BEGIN

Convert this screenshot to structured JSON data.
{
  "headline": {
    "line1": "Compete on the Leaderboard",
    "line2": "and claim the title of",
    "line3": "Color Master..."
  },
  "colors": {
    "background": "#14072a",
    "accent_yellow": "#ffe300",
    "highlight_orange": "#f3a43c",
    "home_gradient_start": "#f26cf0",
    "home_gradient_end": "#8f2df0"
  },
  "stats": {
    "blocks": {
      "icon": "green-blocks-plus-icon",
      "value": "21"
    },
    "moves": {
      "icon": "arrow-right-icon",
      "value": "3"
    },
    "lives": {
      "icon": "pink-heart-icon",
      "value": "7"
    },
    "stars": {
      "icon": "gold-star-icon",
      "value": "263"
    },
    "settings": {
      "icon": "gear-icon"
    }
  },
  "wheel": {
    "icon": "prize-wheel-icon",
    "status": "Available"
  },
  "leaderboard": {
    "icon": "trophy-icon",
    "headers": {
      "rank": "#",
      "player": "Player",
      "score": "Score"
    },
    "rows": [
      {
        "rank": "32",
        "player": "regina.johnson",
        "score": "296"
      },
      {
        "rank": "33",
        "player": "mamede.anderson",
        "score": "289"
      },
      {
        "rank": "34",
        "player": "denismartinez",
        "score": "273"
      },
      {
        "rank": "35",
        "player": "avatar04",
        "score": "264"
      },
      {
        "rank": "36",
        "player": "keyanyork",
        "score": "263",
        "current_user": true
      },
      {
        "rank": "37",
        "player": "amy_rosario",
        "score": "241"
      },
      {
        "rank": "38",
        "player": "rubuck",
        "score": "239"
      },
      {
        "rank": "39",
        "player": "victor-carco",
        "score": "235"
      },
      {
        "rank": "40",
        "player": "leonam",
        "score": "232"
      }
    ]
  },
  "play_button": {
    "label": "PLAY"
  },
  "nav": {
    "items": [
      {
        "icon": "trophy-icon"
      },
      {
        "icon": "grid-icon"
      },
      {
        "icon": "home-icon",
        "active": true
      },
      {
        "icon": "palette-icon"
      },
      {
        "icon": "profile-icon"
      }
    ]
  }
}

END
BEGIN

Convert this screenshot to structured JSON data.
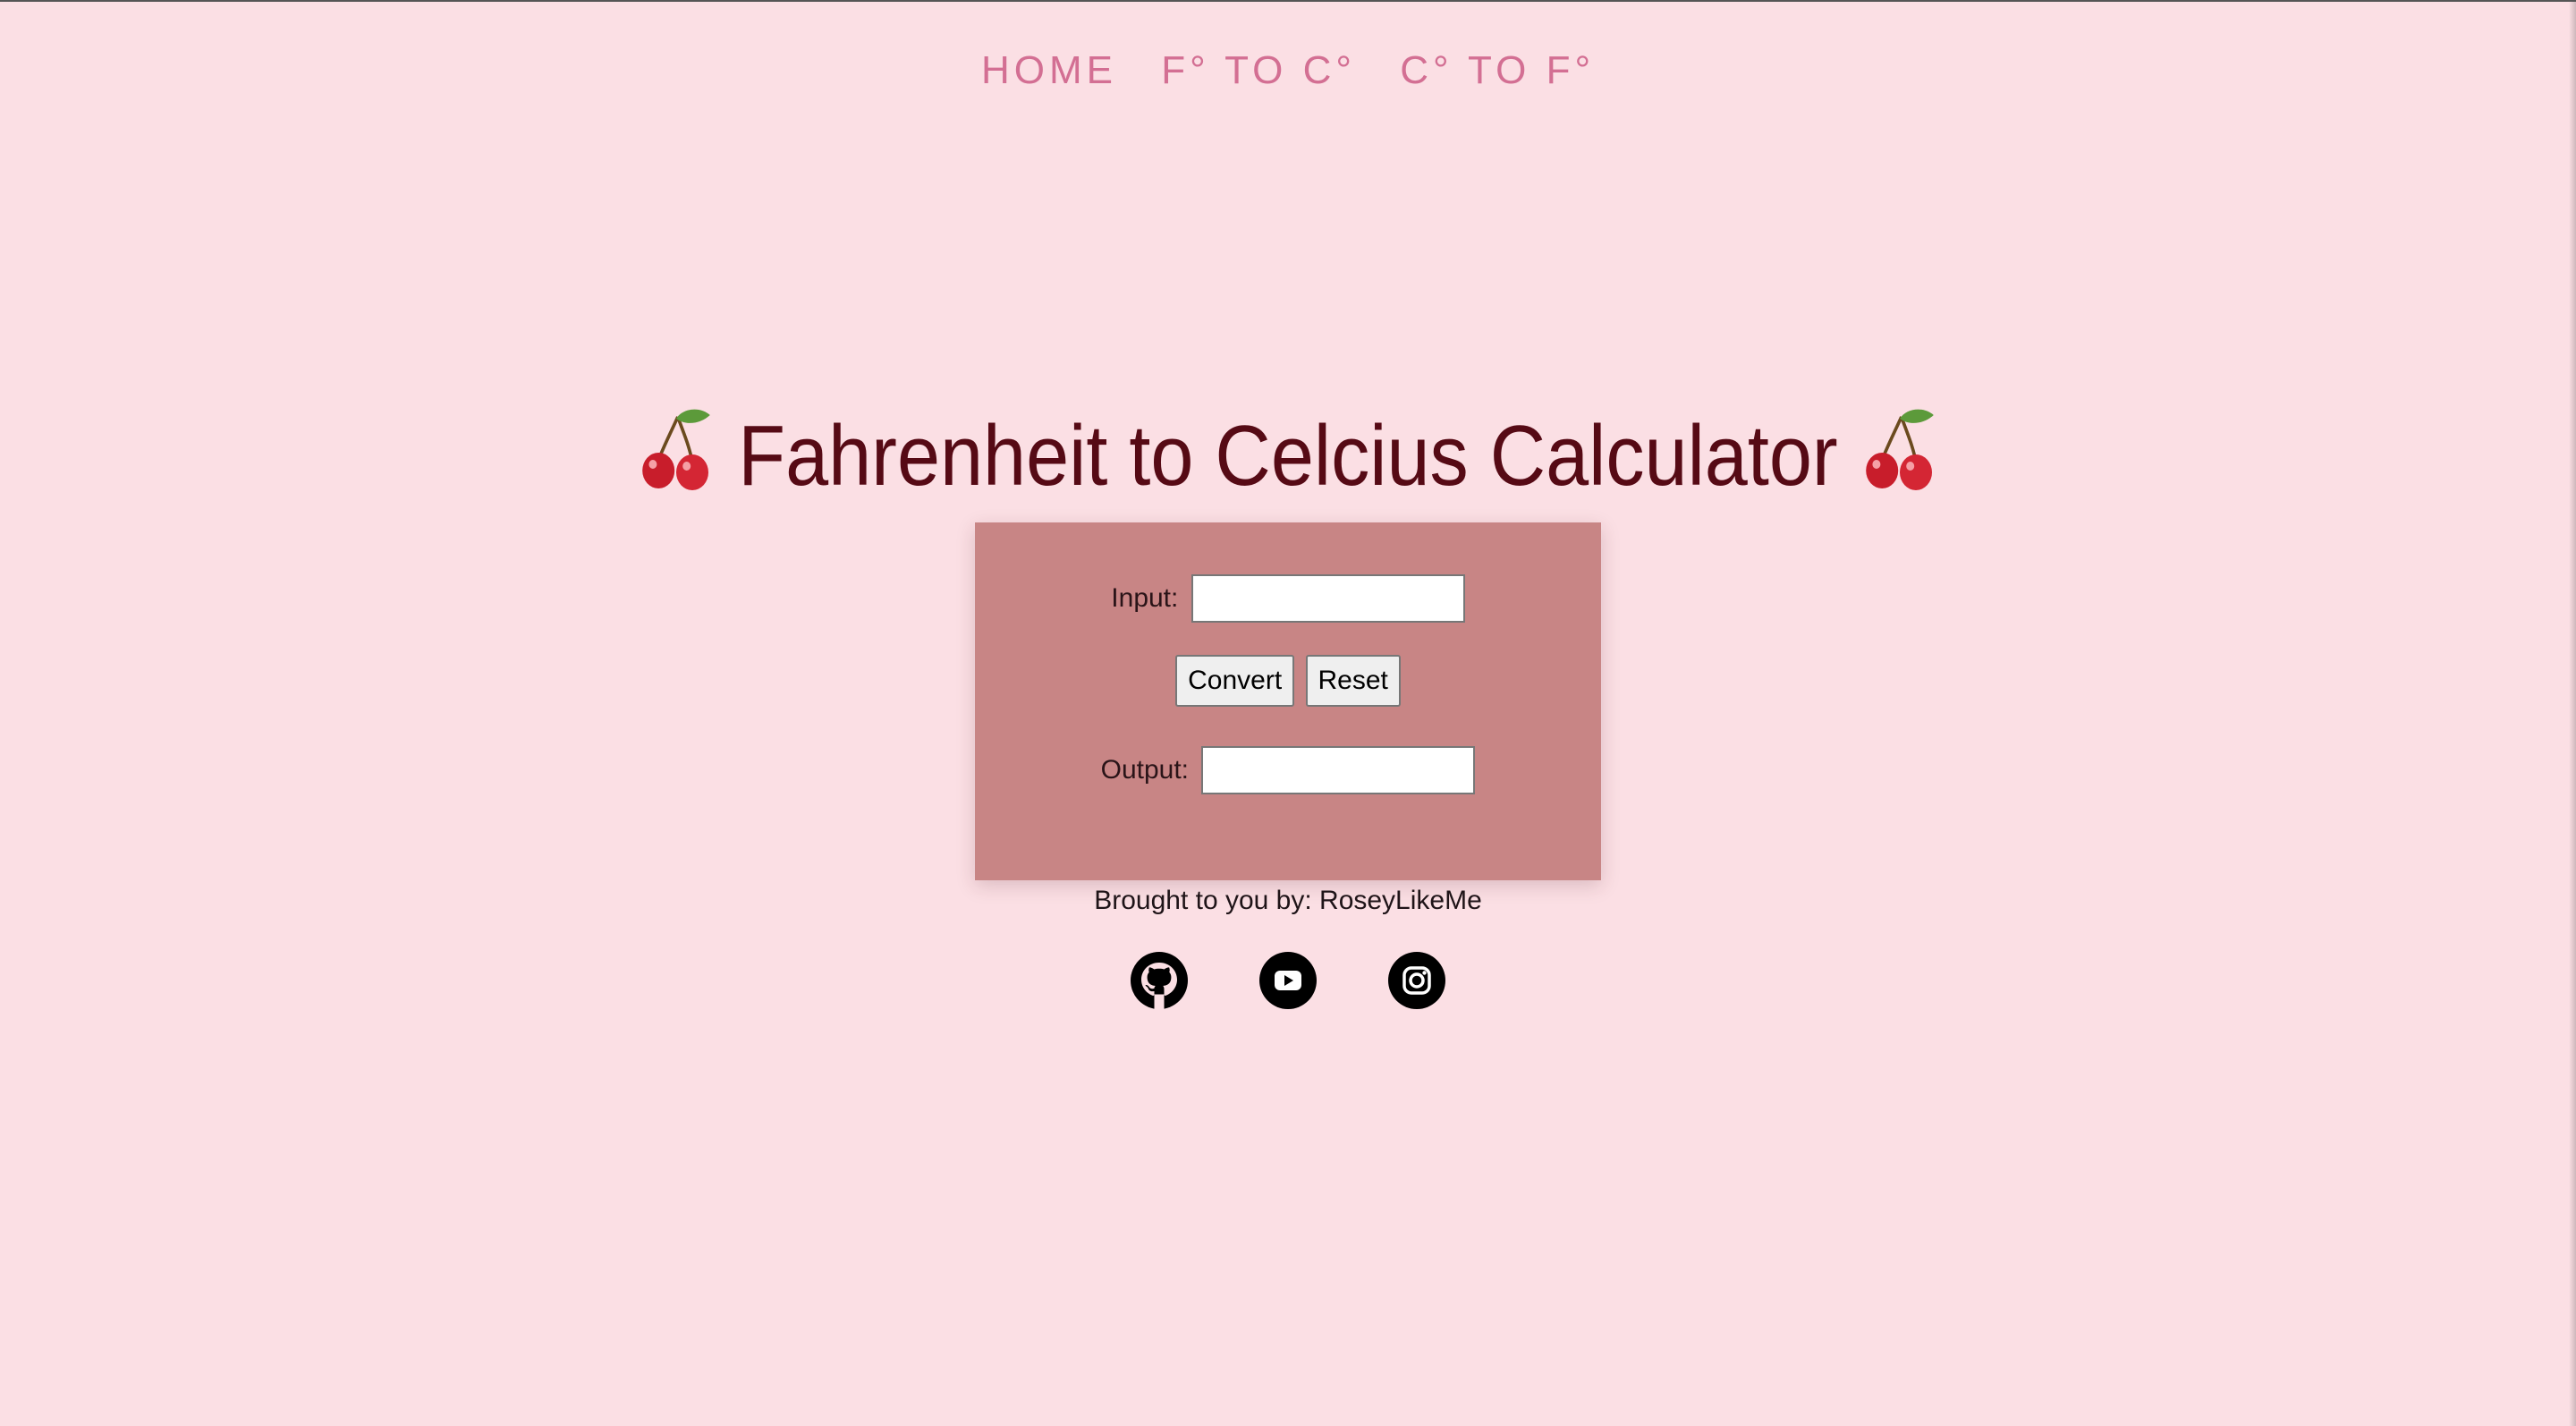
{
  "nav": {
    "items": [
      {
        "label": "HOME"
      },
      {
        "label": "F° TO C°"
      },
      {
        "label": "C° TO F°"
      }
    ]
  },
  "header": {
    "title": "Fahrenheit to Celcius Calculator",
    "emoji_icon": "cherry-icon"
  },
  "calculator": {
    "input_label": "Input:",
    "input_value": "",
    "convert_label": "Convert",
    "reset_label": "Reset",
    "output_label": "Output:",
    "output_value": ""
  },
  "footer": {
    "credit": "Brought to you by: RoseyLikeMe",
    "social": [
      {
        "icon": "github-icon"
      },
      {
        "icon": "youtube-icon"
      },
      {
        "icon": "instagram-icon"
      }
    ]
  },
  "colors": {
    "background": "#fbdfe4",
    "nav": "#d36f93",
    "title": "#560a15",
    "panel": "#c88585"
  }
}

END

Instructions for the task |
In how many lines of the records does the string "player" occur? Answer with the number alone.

Written solution |
10